■ **Exercise prompt**:
In the listing below, find each line that holds the string "Price" and copy it.

※ ※ ※

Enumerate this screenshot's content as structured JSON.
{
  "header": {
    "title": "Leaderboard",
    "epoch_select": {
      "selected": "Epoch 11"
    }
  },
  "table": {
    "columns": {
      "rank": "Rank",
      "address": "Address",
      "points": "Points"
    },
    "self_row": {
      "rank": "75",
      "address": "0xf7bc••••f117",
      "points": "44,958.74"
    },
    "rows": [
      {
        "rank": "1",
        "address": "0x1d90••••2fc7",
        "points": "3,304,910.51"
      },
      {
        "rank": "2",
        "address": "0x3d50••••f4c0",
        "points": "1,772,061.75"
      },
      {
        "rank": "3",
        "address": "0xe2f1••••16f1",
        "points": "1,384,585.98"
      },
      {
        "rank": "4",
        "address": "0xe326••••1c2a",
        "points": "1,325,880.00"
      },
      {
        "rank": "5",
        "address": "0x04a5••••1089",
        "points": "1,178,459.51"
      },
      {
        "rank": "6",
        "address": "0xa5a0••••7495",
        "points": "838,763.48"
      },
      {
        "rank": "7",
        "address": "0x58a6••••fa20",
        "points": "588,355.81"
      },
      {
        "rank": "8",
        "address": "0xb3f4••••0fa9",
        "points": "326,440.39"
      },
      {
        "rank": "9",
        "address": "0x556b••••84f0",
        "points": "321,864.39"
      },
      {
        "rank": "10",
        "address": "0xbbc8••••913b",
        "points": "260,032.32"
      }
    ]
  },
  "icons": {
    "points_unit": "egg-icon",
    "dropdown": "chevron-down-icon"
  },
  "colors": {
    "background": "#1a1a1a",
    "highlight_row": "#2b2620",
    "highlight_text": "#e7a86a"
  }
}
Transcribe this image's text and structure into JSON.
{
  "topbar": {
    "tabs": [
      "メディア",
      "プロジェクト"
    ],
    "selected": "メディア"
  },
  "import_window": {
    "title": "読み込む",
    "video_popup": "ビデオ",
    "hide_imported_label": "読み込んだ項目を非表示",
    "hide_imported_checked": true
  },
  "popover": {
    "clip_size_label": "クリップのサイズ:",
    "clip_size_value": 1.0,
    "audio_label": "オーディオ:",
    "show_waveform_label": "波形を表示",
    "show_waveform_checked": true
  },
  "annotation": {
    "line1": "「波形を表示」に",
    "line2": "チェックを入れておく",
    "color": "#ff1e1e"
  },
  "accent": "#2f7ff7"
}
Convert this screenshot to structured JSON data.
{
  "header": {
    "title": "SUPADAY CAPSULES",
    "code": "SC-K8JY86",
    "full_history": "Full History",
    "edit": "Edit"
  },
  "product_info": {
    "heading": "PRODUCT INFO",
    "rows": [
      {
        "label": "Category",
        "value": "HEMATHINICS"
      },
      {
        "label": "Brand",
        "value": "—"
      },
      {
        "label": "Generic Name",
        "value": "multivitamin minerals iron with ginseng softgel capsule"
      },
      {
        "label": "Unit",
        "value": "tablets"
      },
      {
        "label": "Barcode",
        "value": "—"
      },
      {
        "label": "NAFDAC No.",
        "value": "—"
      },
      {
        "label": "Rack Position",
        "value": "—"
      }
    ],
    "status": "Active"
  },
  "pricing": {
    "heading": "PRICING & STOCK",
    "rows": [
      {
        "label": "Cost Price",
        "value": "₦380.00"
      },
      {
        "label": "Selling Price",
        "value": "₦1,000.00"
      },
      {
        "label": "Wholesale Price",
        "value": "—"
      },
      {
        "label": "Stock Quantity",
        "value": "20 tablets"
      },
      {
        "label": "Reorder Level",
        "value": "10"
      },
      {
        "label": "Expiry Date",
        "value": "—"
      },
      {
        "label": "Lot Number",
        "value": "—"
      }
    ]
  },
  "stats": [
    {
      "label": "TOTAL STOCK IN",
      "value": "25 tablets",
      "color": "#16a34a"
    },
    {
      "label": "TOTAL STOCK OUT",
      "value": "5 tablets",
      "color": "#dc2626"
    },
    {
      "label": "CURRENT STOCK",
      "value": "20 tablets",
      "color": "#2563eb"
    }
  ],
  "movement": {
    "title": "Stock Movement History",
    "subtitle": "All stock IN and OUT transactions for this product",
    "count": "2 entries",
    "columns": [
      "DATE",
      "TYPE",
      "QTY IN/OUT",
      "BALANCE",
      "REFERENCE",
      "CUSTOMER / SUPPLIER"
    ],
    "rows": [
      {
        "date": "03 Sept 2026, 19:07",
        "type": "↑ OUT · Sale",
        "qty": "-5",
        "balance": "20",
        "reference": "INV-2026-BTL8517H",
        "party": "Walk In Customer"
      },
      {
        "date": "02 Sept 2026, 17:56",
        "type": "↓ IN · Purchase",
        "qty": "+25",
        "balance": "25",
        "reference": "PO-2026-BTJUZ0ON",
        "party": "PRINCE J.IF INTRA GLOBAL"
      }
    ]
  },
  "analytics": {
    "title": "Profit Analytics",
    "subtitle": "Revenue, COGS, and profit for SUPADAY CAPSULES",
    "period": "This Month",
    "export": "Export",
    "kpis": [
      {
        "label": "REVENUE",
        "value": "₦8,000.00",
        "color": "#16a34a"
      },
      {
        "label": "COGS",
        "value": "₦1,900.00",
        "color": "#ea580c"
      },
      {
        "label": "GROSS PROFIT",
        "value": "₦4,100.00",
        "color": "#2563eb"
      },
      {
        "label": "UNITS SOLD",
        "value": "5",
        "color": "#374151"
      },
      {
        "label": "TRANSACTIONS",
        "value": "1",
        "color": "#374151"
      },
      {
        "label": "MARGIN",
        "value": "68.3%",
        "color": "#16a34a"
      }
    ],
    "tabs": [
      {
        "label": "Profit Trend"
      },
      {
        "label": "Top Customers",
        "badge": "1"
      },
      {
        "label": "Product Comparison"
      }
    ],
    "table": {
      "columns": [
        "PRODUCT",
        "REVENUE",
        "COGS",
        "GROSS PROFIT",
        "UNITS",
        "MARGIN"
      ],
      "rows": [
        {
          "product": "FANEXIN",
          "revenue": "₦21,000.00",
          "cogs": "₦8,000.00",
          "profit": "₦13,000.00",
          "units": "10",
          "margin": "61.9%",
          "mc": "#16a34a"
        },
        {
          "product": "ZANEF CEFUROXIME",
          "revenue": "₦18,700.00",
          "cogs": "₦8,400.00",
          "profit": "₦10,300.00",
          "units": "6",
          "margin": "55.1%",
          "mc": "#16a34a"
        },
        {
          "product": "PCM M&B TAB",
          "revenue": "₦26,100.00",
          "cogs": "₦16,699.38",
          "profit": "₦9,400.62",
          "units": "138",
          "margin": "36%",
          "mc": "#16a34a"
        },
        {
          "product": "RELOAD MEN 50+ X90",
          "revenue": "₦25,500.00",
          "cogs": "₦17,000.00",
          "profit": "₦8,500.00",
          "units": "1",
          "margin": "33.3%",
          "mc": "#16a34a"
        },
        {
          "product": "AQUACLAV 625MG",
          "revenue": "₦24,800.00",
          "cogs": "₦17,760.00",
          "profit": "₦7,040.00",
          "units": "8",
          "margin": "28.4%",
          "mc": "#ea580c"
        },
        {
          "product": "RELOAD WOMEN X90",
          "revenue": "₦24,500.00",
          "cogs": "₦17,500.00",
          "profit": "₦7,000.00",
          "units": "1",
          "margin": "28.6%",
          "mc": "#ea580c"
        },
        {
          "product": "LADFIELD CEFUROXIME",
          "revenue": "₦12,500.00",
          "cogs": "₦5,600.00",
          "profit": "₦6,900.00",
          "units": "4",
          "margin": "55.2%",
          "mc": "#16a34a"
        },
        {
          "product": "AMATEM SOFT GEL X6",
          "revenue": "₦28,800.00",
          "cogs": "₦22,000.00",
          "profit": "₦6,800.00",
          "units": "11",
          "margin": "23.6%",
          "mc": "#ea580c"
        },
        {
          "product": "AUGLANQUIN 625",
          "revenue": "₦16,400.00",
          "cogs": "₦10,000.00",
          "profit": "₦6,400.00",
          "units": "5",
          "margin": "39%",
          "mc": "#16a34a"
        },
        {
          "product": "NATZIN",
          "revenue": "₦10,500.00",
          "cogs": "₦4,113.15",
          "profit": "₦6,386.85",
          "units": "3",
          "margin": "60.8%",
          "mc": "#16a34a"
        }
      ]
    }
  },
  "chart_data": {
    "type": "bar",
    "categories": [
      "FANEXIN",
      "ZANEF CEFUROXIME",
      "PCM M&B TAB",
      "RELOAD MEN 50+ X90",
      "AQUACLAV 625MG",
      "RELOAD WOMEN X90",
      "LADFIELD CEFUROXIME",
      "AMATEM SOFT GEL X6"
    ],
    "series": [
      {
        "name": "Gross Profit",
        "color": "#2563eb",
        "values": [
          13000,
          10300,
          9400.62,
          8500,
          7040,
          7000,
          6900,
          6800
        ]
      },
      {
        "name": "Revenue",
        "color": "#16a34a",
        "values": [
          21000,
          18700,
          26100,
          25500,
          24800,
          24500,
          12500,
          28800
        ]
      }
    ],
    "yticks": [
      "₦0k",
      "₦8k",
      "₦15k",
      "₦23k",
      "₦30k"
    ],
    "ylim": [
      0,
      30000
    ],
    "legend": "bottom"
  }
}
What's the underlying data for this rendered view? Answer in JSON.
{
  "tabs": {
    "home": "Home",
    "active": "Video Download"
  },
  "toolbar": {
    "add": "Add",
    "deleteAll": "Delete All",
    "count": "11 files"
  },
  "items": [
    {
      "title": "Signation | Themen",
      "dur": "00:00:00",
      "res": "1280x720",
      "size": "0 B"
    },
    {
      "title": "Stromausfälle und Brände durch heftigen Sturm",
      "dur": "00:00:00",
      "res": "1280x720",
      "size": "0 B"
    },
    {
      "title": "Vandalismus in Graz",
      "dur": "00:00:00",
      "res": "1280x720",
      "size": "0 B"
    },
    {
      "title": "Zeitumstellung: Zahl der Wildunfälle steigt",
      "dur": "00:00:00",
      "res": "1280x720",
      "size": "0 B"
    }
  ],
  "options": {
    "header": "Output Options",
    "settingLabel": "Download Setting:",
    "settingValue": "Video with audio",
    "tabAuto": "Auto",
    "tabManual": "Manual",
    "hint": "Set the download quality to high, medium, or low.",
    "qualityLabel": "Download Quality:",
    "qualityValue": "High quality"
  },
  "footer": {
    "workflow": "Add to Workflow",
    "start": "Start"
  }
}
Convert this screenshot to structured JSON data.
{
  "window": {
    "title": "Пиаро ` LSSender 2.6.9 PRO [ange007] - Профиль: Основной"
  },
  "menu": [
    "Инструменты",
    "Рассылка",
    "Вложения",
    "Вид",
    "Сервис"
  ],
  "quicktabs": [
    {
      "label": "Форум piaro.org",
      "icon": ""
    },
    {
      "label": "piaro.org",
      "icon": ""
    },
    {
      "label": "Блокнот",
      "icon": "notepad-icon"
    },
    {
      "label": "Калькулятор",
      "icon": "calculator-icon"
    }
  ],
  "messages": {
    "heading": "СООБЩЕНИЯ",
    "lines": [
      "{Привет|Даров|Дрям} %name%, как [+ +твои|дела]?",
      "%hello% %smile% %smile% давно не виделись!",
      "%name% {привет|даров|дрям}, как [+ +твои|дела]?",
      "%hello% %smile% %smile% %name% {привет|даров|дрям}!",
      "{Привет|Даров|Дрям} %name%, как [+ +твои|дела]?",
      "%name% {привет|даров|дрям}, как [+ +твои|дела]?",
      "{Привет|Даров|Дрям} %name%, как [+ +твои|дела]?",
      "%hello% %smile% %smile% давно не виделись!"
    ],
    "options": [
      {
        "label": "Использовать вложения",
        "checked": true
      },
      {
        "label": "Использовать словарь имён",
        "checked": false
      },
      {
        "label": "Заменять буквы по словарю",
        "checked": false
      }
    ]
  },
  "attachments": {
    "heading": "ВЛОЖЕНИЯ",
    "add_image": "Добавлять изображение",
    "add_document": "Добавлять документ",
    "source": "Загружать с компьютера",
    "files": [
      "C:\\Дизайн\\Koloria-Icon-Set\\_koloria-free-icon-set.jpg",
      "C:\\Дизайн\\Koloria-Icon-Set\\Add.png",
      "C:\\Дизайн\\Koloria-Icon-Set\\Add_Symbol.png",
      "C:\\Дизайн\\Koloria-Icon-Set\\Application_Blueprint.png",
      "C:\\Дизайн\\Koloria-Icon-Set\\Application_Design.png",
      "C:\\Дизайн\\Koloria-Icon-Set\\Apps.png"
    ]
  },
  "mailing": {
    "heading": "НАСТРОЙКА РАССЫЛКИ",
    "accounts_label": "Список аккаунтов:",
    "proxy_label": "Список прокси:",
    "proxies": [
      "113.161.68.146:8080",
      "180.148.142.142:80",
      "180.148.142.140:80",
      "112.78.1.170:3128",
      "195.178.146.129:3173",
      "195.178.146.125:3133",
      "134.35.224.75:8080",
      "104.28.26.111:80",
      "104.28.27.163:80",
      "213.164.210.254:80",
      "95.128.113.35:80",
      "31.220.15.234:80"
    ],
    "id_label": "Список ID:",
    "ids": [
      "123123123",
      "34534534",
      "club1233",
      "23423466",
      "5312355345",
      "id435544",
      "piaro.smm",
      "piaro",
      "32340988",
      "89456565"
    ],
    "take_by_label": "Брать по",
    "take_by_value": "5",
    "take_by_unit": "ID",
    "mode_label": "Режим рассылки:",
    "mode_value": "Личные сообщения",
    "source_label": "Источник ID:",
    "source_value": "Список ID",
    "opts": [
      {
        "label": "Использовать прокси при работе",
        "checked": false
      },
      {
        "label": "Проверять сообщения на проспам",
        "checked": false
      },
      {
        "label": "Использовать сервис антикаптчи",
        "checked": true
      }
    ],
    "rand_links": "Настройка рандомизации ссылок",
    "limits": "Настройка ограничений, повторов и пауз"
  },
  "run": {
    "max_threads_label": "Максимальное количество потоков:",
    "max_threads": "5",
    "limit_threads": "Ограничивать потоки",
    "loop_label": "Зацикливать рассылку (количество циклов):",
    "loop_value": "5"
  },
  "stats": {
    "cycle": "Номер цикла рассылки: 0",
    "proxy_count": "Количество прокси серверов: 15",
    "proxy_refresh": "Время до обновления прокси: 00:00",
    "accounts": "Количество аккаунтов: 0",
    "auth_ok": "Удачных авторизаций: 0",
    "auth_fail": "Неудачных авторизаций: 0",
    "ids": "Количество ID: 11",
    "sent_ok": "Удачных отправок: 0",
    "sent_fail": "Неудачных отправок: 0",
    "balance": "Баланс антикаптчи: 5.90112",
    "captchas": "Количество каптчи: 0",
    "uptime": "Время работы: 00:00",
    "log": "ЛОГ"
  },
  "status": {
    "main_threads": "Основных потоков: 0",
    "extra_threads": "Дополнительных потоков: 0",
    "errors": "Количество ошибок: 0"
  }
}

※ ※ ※

■ **Answer box**:
        "label": "Cost Price",
        "label": "Selling Price",
        "label": "Wholesale Price",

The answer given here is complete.